• **Problem description**: Below are the entries; return every line among them that holds the word "this".

---*---

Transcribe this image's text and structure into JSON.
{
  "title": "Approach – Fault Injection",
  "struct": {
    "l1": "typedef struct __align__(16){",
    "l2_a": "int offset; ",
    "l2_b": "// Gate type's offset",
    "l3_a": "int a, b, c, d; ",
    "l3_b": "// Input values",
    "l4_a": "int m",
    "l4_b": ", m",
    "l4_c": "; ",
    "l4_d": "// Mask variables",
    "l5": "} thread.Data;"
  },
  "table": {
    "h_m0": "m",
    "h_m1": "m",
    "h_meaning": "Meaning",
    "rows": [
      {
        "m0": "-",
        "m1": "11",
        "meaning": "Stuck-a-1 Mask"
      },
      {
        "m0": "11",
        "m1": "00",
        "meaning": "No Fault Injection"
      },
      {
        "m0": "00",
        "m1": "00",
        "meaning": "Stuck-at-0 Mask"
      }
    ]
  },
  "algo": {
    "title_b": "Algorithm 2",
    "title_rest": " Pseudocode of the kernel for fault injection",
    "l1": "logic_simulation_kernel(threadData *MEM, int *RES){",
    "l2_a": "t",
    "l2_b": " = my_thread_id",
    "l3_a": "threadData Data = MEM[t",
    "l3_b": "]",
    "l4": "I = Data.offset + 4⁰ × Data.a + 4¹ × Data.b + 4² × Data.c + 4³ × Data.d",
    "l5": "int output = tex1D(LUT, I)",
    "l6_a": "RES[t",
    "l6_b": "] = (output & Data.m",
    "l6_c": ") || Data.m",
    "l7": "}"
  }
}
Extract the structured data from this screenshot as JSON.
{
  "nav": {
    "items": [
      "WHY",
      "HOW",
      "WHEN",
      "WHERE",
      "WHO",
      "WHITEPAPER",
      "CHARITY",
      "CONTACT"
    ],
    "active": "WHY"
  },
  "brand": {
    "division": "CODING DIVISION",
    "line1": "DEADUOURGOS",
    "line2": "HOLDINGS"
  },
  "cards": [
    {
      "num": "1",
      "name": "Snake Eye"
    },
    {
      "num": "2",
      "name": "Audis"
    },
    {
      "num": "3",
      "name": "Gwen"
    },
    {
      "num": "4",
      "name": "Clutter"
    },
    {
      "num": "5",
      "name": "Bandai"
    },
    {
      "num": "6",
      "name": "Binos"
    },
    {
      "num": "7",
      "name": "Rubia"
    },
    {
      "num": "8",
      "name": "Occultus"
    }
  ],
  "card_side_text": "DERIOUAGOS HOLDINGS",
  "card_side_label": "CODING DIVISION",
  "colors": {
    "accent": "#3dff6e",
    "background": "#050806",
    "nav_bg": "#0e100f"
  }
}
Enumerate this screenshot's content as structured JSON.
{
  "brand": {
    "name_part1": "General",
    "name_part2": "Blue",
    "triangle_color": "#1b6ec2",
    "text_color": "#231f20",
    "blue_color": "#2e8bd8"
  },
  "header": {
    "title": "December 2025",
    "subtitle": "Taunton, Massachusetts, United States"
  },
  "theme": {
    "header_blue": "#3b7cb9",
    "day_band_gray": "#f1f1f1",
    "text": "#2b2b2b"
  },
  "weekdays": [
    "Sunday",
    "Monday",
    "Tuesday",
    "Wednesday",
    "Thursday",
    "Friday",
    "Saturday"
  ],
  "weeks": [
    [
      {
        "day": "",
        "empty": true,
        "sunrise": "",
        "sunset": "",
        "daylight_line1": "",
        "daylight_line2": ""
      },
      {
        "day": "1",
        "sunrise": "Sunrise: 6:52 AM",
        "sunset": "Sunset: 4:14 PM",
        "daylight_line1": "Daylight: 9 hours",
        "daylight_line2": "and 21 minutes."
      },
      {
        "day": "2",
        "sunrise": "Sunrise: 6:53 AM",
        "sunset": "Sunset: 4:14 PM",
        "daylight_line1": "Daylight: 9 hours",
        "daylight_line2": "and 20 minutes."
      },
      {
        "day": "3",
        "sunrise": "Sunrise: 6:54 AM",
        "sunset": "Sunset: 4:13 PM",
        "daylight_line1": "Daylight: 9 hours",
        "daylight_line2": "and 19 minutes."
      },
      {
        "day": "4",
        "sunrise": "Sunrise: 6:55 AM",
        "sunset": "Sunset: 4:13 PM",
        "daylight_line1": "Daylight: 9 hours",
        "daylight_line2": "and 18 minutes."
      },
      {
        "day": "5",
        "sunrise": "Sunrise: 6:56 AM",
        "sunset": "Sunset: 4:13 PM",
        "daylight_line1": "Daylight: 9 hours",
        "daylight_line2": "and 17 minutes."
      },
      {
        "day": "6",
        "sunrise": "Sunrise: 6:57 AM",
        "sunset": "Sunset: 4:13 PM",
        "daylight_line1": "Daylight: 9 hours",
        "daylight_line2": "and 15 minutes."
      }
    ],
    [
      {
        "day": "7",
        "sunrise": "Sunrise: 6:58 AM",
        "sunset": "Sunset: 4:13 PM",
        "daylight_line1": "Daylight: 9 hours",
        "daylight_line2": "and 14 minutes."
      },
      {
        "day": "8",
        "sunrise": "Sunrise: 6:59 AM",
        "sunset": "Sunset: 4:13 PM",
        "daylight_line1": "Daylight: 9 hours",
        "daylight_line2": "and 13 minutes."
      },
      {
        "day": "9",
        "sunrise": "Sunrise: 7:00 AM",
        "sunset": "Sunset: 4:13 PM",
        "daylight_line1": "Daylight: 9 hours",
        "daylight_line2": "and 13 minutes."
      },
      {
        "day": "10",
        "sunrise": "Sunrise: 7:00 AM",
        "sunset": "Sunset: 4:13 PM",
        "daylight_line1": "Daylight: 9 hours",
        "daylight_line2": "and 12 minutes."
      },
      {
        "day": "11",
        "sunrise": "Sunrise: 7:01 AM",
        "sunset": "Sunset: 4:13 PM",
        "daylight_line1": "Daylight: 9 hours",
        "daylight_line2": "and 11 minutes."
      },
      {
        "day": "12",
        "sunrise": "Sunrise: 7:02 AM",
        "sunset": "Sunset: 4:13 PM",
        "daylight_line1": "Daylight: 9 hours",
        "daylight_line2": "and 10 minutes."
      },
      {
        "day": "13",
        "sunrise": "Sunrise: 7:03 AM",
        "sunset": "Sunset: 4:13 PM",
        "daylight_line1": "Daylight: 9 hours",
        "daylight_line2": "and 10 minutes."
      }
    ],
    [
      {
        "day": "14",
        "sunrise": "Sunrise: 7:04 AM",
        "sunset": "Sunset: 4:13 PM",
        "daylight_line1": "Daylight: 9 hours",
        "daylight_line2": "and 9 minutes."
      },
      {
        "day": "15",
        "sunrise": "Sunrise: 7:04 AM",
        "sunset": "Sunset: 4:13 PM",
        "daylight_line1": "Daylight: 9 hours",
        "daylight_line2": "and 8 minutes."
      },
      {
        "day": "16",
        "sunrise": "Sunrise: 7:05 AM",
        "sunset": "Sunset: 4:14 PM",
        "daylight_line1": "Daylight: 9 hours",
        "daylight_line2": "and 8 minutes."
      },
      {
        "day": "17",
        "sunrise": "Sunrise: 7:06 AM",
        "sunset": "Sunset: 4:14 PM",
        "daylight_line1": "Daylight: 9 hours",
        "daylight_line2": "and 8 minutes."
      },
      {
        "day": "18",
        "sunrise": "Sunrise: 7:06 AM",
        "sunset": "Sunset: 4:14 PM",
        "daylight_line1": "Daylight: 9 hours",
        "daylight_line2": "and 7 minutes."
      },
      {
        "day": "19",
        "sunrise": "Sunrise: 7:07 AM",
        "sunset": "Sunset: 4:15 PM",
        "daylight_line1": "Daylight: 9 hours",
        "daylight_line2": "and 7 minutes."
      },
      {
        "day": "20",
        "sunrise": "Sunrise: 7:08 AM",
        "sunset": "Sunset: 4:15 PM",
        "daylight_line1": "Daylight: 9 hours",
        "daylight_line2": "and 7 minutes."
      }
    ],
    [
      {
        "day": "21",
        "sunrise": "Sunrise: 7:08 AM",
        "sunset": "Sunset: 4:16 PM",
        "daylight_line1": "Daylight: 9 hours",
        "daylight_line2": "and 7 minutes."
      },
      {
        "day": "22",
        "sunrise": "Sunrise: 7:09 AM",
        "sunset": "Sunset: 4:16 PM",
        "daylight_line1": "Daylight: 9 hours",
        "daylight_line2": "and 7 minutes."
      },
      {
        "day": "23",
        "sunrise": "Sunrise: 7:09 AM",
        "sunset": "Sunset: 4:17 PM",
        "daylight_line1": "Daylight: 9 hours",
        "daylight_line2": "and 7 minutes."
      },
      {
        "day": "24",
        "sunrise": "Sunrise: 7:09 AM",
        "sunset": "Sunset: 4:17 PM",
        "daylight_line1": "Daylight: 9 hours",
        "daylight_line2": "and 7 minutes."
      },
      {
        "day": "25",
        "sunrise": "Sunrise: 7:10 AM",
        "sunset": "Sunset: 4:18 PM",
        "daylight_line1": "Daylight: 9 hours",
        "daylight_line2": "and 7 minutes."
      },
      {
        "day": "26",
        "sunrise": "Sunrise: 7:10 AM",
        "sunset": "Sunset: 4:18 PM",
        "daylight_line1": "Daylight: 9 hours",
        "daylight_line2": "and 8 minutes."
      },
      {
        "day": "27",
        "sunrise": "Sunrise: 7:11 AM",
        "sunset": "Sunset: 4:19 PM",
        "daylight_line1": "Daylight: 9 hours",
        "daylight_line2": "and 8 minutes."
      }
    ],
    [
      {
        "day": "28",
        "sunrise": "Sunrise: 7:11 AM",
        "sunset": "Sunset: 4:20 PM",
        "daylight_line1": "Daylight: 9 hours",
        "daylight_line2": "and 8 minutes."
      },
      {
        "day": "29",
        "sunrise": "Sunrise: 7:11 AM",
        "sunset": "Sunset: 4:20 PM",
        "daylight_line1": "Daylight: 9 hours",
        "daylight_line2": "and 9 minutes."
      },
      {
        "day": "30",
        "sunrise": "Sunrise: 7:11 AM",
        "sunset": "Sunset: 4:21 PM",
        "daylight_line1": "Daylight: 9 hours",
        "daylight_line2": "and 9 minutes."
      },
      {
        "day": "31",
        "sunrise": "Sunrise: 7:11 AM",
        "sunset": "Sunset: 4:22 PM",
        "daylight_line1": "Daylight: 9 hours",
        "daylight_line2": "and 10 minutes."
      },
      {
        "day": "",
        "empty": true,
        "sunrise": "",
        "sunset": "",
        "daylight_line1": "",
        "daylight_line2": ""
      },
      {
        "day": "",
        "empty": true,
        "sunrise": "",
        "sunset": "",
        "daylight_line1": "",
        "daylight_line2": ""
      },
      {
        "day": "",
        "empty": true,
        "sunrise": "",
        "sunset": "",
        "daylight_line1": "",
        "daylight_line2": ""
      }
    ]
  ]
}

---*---

• **Task result**:
Transcribe this image's text and structure into JSON.
Extract the structured data from this screenshot as JSON.
Enumerate this screenshot's content as structured JSON.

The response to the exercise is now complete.